> _Exercise description_
Looking at the listing below, how many lines include "JSON"? Answer with the number only.

> _Given entries_

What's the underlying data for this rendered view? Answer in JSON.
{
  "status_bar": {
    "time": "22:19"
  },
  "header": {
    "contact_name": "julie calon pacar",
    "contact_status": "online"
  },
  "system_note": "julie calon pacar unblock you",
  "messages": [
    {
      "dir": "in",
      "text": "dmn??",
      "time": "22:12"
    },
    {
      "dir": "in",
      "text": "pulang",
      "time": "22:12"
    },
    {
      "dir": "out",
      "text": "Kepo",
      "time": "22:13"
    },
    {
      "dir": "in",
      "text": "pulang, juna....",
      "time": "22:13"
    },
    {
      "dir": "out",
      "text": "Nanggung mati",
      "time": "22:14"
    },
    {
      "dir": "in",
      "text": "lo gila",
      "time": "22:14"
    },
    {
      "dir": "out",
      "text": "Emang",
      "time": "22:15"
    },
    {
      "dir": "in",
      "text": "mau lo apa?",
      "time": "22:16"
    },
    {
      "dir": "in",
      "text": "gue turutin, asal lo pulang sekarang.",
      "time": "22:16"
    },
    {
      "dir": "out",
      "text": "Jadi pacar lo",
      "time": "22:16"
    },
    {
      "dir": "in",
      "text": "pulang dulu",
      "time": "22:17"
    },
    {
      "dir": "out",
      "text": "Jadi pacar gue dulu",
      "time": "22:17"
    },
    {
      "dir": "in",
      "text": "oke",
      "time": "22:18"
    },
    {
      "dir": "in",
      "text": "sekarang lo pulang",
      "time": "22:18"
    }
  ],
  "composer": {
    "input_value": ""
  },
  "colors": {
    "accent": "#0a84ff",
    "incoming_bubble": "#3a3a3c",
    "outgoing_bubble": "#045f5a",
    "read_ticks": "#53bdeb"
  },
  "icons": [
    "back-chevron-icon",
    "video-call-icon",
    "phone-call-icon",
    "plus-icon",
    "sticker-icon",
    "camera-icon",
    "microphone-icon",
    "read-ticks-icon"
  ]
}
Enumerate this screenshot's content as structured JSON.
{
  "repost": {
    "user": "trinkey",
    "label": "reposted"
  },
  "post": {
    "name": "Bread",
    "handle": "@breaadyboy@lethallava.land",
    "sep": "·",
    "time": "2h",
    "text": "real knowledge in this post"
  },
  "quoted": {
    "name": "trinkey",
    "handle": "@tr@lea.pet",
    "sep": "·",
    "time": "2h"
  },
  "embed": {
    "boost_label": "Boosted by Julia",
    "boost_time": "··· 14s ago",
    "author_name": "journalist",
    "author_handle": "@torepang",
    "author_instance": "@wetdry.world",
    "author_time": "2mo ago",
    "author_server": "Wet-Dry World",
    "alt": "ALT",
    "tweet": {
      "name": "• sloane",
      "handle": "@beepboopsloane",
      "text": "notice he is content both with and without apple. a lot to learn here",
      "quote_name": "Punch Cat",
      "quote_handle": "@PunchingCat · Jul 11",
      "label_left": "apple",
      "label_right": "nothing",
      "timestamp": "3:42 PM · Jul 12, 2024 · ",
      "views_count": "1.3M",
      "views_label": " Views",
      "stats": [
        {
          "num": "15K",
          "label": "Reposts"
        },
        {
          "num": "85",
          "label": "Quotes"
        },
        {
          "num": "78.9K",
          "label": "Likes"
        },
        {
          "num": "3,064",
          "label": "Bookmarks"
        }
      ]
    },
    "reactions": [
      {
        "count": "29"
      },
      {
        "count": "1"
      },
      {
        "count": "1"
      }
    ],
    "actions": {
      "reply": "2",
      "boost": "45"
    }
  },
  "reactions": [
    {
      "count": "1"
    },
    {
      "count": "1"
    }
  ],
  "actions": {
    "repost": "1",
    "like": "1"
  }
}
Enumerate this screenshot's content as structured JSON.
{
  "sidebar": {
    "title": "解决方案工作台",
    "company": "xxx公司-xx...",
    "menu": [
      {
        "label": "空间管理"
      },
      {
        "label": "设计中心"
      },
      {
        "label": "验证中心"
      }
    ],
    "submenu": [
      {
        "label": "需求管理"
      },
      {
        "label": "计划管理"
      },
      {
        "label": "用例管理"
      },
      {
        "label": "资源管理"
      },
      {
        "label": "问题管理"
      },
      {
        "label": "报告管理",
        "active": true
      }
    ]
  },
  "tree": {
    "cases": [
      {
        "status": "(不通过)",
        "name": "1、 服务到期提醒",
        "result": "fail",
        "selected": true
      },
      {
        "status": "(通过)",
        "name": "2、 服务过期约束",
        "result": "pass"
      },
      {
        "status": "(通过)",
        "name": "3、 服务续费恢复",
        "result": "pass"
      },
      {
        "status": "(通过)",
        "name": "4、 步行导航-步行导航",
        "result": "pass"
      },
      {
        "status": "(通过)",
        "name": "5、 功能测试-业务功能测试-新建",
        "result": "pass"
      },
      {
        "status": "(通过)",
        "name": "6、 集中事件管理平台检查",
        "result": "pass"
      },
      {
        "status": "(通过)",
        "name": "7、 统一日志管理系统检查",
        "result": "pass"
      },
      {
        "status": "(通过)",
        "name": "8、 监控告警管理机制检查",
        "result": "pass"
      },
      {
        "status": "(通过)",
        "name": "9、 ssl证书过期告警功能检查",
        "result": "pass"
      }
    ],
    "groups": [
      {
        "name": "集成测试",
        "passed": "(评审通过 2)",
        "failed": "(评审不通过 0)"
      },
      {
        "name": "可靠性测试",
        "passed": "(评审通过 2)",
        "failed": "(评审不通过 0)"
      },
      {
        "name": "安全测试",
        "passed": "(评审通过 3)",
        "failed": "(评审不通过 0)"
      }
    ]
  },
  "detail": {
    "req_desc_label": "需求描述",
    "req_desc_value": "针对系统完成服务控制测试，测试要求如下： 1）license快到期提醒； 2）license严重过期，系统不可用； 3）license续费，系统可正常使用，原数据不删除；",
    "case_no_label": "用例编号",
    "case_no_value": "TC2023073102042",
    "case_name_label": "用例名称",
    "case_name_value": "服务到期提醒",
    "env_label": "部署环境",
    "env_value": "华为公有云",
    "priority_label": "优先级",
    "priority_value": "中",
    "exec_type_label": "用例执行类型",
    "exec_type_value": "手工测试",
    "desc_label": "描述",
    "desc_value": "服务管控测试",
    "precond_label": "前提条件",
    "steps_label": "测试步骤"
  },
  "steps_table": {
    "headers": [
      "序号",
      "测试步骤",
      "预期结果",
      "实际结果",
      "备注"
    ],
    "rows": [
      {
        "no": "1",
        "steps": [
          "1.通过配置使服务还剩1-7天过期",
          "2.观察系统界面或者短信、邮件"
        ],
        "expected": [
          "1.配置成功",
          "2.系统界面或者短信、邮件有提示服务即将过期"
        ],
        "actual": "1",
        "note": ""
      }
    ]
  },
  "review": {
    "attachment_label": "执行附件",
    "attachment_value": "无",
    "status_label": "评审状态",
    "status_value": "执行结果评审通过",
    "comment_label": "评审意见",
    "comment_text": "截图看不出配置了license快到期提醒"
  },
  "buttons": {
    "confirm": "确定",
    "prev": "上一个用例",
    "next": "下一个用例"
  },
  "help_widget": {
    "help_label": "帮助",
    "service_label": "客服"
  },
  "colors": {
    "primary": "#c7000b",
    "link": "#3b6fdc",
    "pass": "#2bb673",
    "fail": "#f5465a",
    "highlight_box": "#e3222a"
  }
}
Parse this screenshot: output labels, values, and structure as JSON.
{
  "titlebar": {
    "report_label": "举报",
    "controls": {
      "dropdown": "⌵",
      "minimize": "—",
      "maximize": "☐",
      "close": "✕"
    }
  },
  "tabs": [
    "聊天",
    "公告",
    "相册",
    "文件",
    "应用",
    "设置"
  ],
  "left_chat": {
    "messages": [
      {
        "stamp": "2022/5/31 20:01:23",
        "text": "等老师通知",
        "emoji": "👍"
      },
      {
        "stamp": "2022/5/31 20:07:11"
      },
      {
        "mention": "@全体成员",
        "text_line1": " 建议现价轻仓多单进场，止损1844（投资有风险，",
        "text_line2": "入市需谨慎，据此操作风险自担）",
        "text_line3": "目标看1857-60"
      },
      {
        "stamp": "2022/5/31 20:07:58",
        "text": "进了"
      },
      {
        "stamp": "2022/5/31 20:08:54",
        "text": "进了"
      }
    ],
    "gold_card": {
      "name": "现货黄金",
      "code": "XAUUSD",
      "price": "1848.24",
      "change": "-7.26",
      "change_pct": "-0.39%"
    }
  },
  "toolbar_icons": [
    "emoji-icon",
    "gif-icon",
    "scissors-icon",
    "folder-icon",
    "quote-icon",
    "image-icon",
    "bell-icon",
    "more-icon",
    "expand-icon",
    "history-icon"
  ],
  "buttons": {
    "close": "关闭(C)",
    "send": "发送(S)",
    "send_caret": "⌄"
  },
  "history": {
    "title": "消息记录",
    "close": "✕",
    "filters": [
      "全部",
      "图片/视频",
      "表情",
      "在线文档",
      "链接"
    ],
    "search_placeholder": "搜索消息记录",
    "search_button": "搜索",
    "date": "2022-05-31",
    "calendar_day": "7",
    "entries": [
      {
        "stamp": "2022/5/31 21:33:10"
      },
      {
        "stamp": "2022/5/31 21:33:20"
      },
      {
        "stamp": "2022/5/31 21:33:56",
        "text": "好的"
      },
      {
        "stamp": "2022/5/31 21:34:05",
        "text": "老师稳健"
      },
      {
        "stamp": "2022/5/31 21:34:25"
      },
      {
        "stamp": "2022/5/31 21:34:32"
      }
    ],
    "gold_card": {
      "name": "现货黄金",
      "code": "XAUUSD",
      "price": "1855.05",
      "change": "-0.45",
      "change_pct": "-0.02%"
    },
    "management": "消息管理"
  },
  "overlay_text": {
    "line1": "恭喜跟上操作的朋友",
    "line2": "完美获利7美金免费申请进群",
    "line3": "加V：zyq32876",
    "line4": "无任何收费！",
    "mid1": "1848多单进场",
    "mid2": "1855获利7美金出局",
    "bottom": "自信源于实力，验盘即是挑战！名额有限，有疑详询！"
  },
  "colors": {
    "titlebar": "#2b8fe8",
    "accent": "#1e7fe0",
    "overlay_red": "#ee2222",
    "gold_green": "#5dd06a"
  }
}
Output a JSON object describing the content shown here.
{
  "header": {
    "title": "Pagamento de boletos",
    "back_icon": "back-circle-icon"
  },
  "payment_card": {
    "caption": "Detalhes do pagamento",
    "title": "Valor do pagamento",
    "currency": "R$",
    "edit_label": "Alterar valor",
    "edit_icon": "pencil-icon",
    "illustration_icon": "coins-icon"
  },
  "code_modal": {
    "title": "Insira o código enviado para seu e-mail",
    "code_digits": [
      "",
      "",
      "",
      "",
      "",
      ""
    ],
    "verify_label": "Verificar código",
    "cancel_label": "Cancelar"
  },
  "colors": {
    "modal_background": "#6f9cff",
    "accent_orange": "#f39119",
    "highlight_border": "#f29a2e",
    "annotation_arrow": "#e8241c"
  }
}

> _Written reply_
5